Cameron Green raises his arm and leaps into the air, bringing his hand down on the volleyball. As an opponent's hands move a tad too late, the ball makes a dull thud on his face, sending the Mira Costa High crowd into a frenzy and Green into a fist-shaking rage.
Green, a 6-foot-4 outside hitter, converted 19 of 26 kills in Mira Costa's three-game sweep of Corona del Mar in the second round of the Southern Section 4-A Division playoffs Tuesday night, many of them mercilessly off opponents' chests and faces.
Afterward, even after changing back to his Clark Kent mentality, Green would not deny that he takes a perverse pleasure in knocking an opponent silly.
"That's the greatest feeling," said Green, a senior who will lead the Mustangs against San Marcos of Santa Barbara at 7:30 tonight at Mira Costa in a quarterfinal-round match. "I don't care how well I know an opponent, during the game they're my enemy. . . . That's the way I always play. When it counts, there's nothing I won't do to win. The more intense I am, the better I play."
If Green has led the Mustangs (15-4) to 14 consecutive victories and the No. 2 seeding in the playoffs, that's nothing compared to the way he practically carried them early in the season. Mira Costa struggled against teams it has come back to beat handily during its winning streak.
Green played almost constantly last summer. When he wasn't playing for the U.S. Junior National team, he was playing club ball. When he wasn't playing club ball, he was playing on the beach.
"I got a lot out of playing on the beach especially," Green said. "Playing on the beach improves every aspect of your game because you have to do everything."
Unfortunately for Mira Costa, Green was the only Mustang who took it upon himself to play during the summer. So when it was time to start season, few--if any--were in the shape that Green was.
"I don't want to put blame on anybody," Green said. "But we might've had an easier time at the start of the season if everybody had played (during the summer)."
Mira Costa Coach Mike Cook is not so diplomatic.
"I was pretty disillusioned that no one else played in the summer," Cook said. "That's why we took four losses early in the season. They're sick and tired of me lecturing them about it, but if we don't win the CIF championship, I'm going to tell them, 'Look back to the summer.' "

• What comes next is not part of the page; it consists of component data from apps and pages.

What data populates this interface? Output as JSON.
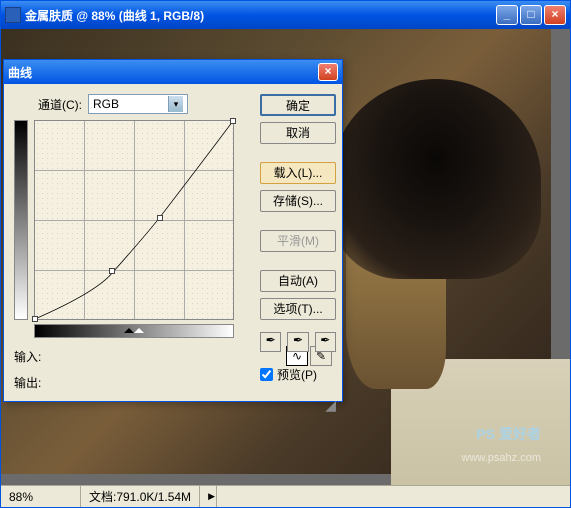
{
  "window": {
    "title": "金属肤质 @ 88% (曲线 1, RGB/8)",
    "min": "_",
    "max": "□",
    "close": "×"
  },
  "dialog": {
    "title": "曲线",
    "close": "×",
    "channel_label": "通道(C):",
    "channel_value": "RGB",
    "input_label": "输入:",
    "output_label": "输出:",
    "buttons": {
      "ok": "确定",
      "cancel": "取消",
      "load": "载入(L)...",
      "save": "存储(S)...",
      "smooth": "平滑(M)",
      "auto": "自动(A)",
      "options": "选项(T)..."
    },
    "preview_label": "预览(P)",
    "preview_checked": true,
    "curve_icon": "∿",
    "pencil_icon": "✎",
    "eyedrop_icon": "✒"
  },
  "chart_data": {
    "type": "line",
    "title": "",
    "xlabel": "输入",
    "ylabel": "输出",
    "xlim": [
      0,
      255
    ],
    "ylim": [
      0,
      255
    ],
    "series": [
      {
        "name": "RGB",
        "points": [
          [
            0,
            0
          ],
          [
            100,
            60
          ],
          [
            160,
            130
          ],
          [
            255,
            255
          ]
        ]
      }
    ]
  },
  "status": {
    "zoom": "88%",
    "doc": "文档:791.0K/1.54M"
  },
  "watermark": {
    "line1": "PS 爱好者",
    "line2": "www.psahz.com"
  }
}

A pattern soon developed, one that was still visible in Tuesday night's victory: When the Mustangs need a crucial point or side out, they go to Green.
"He hits from the back row, and we're not afraid to set him up from out there," Cook said. "He's the stud of the team. . . . He wants that ball so badly."
Said Green: "When the game is on the line, I want the ball every time."
In the sweep of Corona del Mar, Green's 19 kills--"an incredible number against a team like that," Cook said--was by far tops on the team. The next highest total was eight.
Now that all of the Mustangs are in shape, they seem virtually unbeatable. Against Corona del Mar, they came out swinging and won the first game, 15-3, which took a little more than 15 minutes to play. They fell behind in both of the last two games but came back to win, 15-7 and 15-11.
"We're peaking at the right time," Green said. "That's the most together we've played all year. We didn't let up once. That's the first time all year for that."
Green, who was named most valuable player of the 16-team Redondo-Mira Costa tournament on May 2 after leading the Mustangs to the championship, is already looking ahead to playing next year at Cal State Northridge, which he chose over offers from Brigham Young, USC and UC Santa Barbara.
"Northridge was my first recruiting trip and I loved it," Green said. "I felt like I belong there. I went on other recruiting trips, but, realistically, it was over after I visited Northridge."
Northridge, said Cook, loses only one starter next year, and Cook feels Green might move into that starting spot immediately.
"He's a gamer," Cook said. "Physically, he's very mature. He'll have to make mental adjustments for the college game, but he should fit in at Northridge right away. Plus, there won't be any pressure on him to be the big man. I think he's going to go in there and start right away."
There's something else about Northridge that puts a gleam in Green's eye, something which--when in the presence of a volleyball--should make everyone run for cover.
"They play the way I like to play," Green said.
That's a scary thought.